And after Bass stated that he takes his city water untreated, the mayor responded: “Good for you, Sam.” 

There were a few groans but there also was some applause from the audience of about 250 people.

Another resident, Delores E. Stiltner, told the councilors during their Tuesday meeting: “Our water is really good water in south Baker.”

Only 22 cases of cryptosporidiosis have been confirmed so far. It’s believed the number of people who consumed the city’s water and became sick could ultimately reach a four-digit figure. 

The waterborne crypto parasite can cause watery diarrhea, stomach cramps, nausea, vomiting and weight loss.

Most people exposed to crypto don’t become very ill — or simply feel just fine.

The naysayers still ought to watch out for their own health and that of others around them, health officials warn.

“Even people feeling well can still spread it to other people,” said Alicia Hills, Baker County Health Department nursing supervisor. “Some people can build up tolerance and not be affected. Every disease or condition affects everybody different.”

And there are just “some people who don’t think it effects them,” she said.

This ailment can be passed from person to person. And people with compromised immune systems or serious health problems could potentially die from crypto: people with AIDS/HIV, cancer patients, people with transplanted organs, those taking immunosuppressive drugs, and infants and young children.

State officials have been conducting surveys to see if they could glean information that could help stop this type of outbreak in the future.

But interpreting this local event is “also a little bit like reading tea leaves,” said  Dr. Bill Keene, senior state epidemiologist with the Oregon Health Division.

Crypto also can be spread by such things as unhygienic food preparation or by taking in infected swimming water.

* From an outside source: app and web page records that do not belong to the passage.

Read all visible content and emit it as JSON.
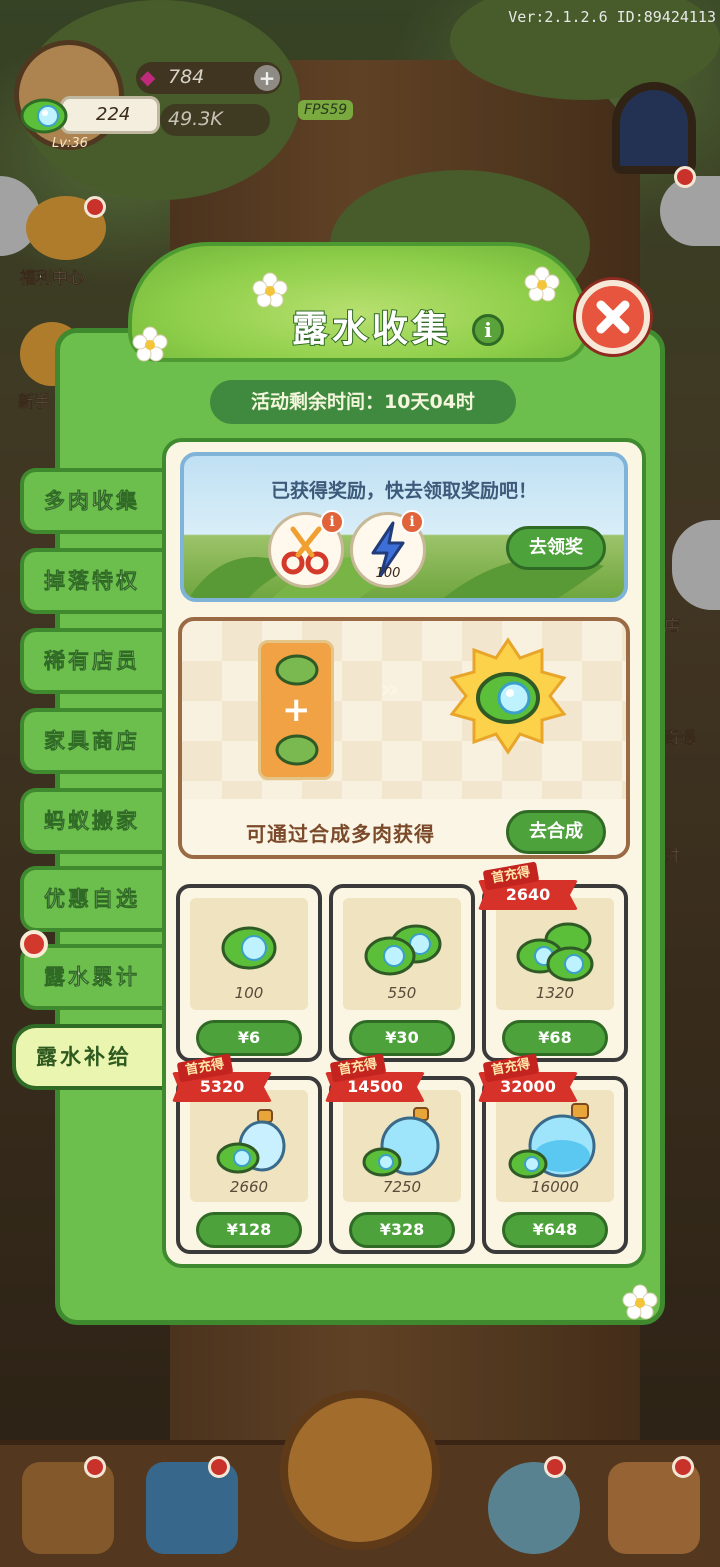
{
  "version": "Ver:2.1.2.6 ID:89424113",
  "hud": {
    "gems": "784",
    "dew": "224",
    "coins": "49.3K",
    "fps": "FPS59",
    "level": "Lv:36"
  },
  "side_buttons": {
    "welfare": "福利中心",
    "newbie": "新手",
    "shop": "店",
    "deal": "奇遇",
    "time": "时"
  },
  "modal": {
    "title": "露水收集",
    "timer": "活动剩余时间：10天04时",
    "tabs": [
      {
        "label": "多肉收集",
        "active": false
      },
      {
        "label": "掉落特权",
        "active": false
      },
      {
        "label": "稀有店员",
        "active": false
      },
      {
        "label": "家具商店",
        "active": false
      },
      {
        "label": "蚂蚁搬家",
        "active": false
      },
      {
        "label": "优惠自选",
        "active": false
      },
      {
        "label": "露水累计",
        "active": false
      },
      {
        "label": "露水补给",
        "active": true
      }
    ],
    "reward": {
      "text": "已获得奖励，快去领取奖励吧！",
      "item_count": "100",
      "button": "去领奖"
    },
    "merge": {
      "text": "可通过合成多肉获得",
      "button": "去合成"
    },
    "shop": {
      "first_charge_tag": "首充得",
      "items": [
        {
          "qty": "100",
          "price": "¥6",
          "bonus": ""
        },
        {
          "qty": "550",
          "price": "¥30",
          "bonus": ""
        },
        {
          "qty": "1320",
          "price": "¥68",
          "bonus": "2640"
        },
        {
          "qty": "2660",
          "price": "¥128",
          "bonus": "5320"
        },
        {
          "qty": "7250",
          "price": "¥328",
          "bonus": "14500"
        },
        {
          "qty": "16000",
          "price": "¥648",
          "bonus": "32000"
        }
      ]
    }
  },
  "colors": {
    "panel_green": "#6cbf4c",
    "button_green": "#4ea23c",
    "ribbon_red": "#d6322a",
    "close_red": "#e8553f"
  }
}
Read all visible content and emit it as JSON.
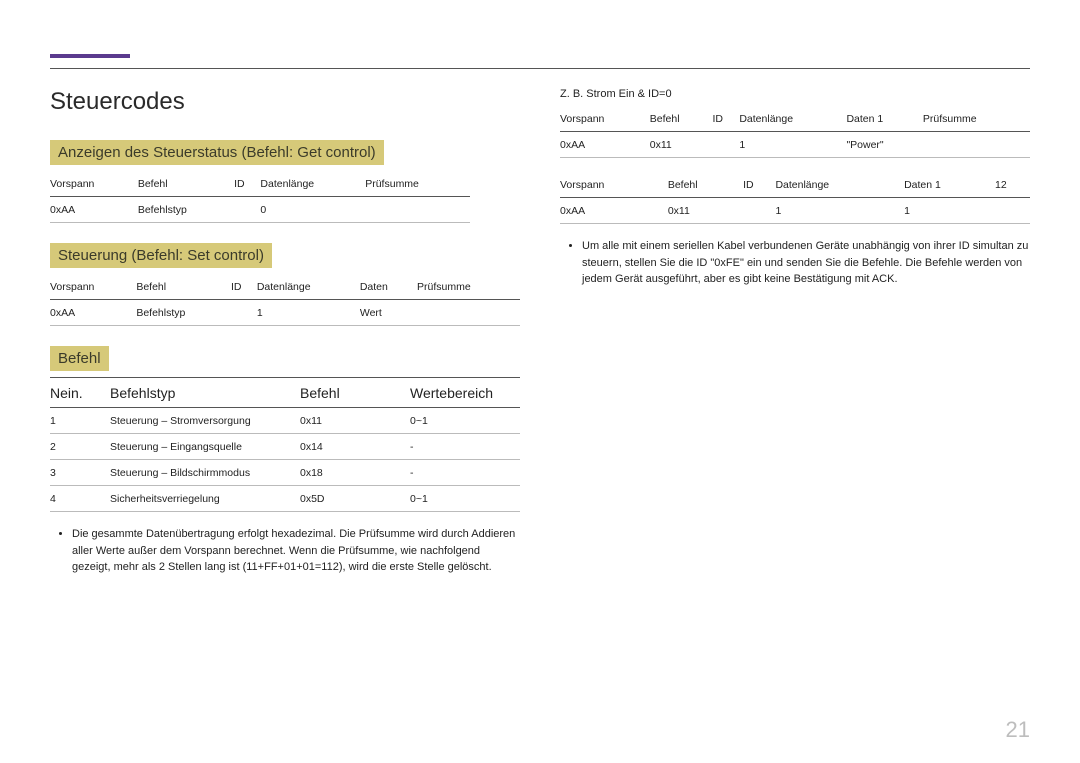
{
  "page_number": "21",
  "left": {
    "title": "Steuercodes",
    "get_control": {
      "heading": "Anzeigen des Steuerstatus (Befehl: Get control)",
      "headers": [
        "Vorspann",
        "Befehl",
        "ID",
        "Datenlänge",
        "Prüfsumme"
      ],
      "row": [
        "0xAA",
        "Befehlstyp",
        "",
        "0",
        ""
      ]
    },
    "set_control": {
      "heading": "Steuerung (Befehl: Set control)",
      "headers": [
        "Vorspann",
        "Befehl",
        "ID",
        "Datenlänge",
        "Daten",
        "Prüfsumme"
      ],
      "row": [
        "0xAA",
        "Befehlstyp",
        "",
        "1",
        "Wert",
        ""
      ]
    },
    "command": {
      "heading": "Befehl",
      "headers": [
        "Nein.",
        "Befehlstyp",
        "Befehl",
        "Wertebereich"
      ],
      "rows": [
        [
          "1",
          "Steuerung – Stromversorgung",
          "0x11",
          "0~1"
        ],
        [
          "2",
          "Steuerung – Eingangsquelle",
          "0x14",
          "-"
        ],
        [
          "3",
          "Steuerung – Bildschirmmodus",
          "0x18",
          "-"
        ],
        [
          "4",
          "Sicherheitsverriegelung",
          "0x5D",
          "0~1"
        ]
      ]
    },
    "footnote": "Die gesammte Datenübertragung erfolgt hexadezimal. Die Prüfsumme wird durch Addieren aller Werte außer dem Vorspann berechnet. Wenn die Prüfsumme, wie nachfolgend gezeigt, mehr als 2 Stellen lang ist (11+FF+01+01=112), wird die erste Stelle gelöscht."
  },
  "right": {
    "example_label": "Z. B. Strom Ein & ID=0",
    "t1": {
      "headers": [
        "Vorspann",
        "Befehl",
        "ID",
        "Datenlänge",
        "Daten 1",
        "Prüfsumme"
      ],
      "row": [
        "0xAA",
        "0x11",
        "",
        "1",
        "\"Power\"",
        ""
      ]
    },
    "t2": {
      "headers": [
        "Vorspann",
        "Befehl",
        "ID",
        "Datenlänge",
        "Daten 1",
        "12"
      ],
      "row": [
        "0xAA",
        "0x11",
        "",
        "1",
        "1",
        ""
      ]
    },
    "footnote": "Um alle mit einem seriellen Kabel verbundenen Geräte unabhängig von ihrer ID simultan zu steuern, stellen Sie die ID \"0xFE\" ein und senden Sie die Befehle. Die Befehle werden von jedem Gerät ausgeführt, aber es gibt keine Bestätigung mit ACK."
  }
}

But in this instance, all of the people who became sick consumed Baker City water.

Municipal water being the source of a crypto outbreak isn’t very common so there’s “not a lot of precedents. But it’s not completely uncharted territory either,” Keene said. 

And each outbreak “has unique circumstances.”

The amount of the parasite detected in the city’s water appears to be nearing zero oocysts. But health officials are waiting for more test results to ensure the water is safe enough for almost everyone to consume without boiling it first. (The results are expected next week).

Until then,  health officials want people to continue adhering to the boil order. 

Some longtime residents might already be physically tolerant to crypto. Ranchers and farmers also might be less likely to fall ill because of repeated, long-term exposure to it, Keene said.

People also need to continue taking other precautions  — even after the water boiling order has been lifted.  And those who haven’t been boiling need to follow these other precautions if they haven’t been doing so already.

Businesses are required to take added measures if they sell food or do things that could potentially spread crypto, for example. 

But otherwise, “it’s easy for some people to think nothing is wrong,” Keene said. “There’s no way to force people to take precautions.”

Crypto can be passed by putting anything in one’s mouth that has been in contact with the feces of an infected person or animal. And it’s an infection that can linger for up to two weeks after symptoms go away.

Frequent and thorough hand washing with soap and water, is extremely important — especially after changing diapers, using the toilet, before eating or preparing food, before and after tending to someone ill with diarrhea and after handling animal waste.

Stay out of swimming pools and hot tubs — especially if you have had diarrhea within the past two weeks.  Keep children out of pools and recreational tubs if they’ve had diarrhea within that same amount of time. 

Wash raw fruits and vegetables to remove potential crypto. 

And practice safer sex.

Keene suggested that people think of crypto as they would a cold or the flu. The idea is to put some thought and effort into not spreading these germs.

“This is an opportunity for children to learn lifelong good habits and for other people to get a refresher course on the importance of good hygiene,” he said. 

For details about stopping the spread of this parasite, visit http://www.cdc.gov/parasites/crypto/prevention.html.